Exercise prompt: Work through the records below and copy every line that includes "JSON".

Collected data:
· · · · · · ·
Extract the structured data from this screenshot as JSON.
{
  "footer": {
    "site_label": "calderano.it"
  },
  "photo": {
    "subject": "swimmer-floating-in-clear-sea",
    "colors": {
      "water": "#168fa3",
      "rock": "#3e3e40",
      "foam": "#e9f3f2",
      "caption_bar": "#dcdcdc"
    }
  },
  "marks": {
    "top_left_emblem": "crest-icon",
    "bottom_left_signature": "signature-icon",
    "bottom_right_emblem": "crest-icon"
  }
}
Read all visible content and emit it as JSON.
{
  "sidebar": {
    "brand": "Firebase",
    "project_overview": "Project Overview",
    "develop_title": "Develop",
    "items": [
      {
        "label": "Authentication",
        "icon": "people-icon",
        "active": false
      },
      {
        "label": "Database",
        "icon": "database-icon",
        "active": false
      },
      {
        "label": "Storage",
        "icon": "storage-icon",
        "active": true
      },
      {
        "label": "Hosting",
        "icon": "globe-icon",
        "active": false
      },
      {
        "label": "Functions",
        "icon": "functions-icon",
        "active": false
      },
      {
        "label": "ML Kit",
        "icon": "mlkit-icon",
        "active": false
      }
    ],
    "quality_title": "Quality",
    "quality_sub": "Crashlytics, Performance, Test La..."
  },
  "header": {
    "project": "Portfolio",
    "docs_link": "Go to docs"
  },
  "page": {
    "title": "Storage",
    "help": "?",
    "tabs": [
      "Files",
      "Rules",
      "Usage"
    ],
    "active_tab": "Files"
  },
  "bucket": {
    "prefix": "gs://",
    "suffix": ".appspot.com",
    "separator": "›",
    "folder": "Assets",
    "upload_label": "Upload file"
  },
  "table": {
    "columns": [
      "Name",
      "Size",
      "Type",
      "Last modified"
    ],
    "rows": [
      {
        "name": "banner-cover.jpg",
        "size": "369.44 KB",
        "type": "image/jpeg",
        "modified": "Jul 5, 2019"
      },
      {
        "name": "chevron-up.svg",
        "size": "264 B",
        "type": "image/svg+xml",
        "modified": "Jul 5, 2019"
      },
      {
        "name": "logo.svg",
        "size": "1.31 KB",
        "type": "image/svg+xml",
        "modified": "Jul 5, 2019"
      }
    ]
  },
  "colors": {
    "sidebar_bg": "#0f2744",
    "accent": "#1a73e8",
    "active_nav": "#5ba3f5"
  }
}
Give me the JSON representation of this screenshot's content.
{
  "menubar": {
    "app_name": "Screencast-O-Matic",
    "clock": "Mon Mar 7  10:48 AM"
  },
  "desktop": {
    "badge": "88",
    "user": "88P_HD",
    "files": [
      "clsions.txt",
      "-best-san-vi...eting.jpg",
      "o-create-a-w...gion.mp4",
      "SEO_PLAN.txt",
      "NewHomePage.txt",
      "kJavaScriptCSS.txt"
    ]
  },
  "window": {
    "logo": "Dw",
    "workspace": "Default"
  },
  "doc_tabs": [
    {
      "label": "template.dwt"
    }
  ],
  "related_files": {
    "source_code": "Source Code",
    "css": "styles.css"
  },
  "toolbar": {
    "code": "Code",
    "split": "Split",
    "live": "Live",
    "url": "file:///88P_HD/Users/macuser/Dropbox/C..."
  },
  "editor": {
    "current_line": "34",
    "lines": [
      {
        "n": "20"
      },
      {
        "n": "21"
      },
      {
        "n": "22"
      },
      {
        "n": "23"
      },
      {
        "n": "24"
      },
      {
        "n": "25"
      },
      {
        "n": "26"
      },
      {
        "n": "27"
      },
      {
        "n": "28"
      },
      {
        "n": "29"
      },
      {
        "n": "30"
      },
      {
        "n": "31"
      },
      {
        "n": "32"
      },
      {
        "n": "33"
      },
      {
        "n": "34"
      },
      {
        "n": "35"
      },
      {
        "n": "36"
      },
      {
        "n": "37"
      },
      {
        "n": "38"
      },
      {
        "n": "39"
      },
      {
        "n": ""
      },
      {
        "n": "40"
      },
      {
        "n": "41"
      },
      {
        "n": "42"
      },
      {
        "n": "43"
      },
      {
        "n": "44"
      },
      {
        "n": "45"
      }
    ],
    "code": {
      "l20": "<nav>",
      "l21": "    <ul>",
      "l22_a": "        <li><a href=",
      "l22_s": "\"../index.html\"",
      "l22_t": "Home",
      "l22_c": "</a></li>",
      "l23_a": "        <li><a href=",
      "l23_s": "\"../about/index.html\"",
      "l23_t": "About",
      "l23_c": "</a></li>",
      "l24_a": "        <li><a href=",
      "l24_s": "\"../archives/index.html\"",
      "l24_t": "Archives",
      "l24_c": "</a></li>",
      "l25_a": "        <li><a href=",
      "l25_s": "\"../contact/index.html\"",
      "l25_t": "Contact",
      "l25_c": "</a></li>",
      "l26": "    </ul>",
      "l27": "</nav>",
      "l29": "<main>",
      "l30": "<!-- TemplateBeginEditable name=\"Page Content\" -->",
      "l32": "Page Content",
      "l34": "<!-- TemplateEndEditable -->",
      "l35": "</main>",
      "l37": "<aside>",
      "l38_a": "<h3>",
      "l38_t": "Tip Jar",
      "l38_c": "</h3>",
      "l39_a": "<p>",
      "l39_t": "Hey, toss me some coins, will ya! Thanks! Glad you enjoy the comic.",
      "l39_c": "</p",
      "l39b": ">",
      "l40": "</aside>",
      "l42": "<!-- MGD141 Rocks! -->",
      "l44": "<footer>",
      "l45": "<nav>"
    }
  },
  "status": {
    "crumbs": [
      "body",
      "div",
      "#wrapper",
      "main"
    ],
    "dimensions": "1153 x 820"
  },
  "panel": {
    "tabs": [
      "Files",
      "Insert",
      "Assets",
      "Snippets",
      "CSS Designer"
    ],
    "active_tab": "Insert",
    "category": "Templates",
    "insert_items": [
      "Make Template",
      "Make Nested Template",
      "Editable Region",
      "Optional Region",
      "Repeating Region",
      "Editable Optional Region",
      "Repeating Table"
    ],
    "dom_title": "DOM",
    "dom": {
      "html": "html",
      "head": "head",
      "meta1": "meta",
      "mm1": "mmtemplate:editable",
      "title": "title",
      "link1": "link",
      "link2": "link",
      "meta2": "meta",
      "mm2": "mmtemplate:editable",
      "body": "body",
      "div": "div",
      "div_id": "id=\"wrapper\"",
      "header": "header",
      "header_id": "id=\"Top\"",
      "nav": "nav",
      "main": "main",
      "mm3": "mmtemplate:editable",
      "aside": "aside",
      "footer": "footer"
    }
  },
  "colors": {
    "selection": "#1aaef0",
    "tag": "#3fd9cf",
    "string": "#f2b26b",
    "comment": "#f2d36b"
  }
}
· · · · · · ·
Task answer:
Extract the structured data from this screenshot as JSON.
Read all visible content and emit it as JSON.
Give me the JSON representation of this screenshot's content.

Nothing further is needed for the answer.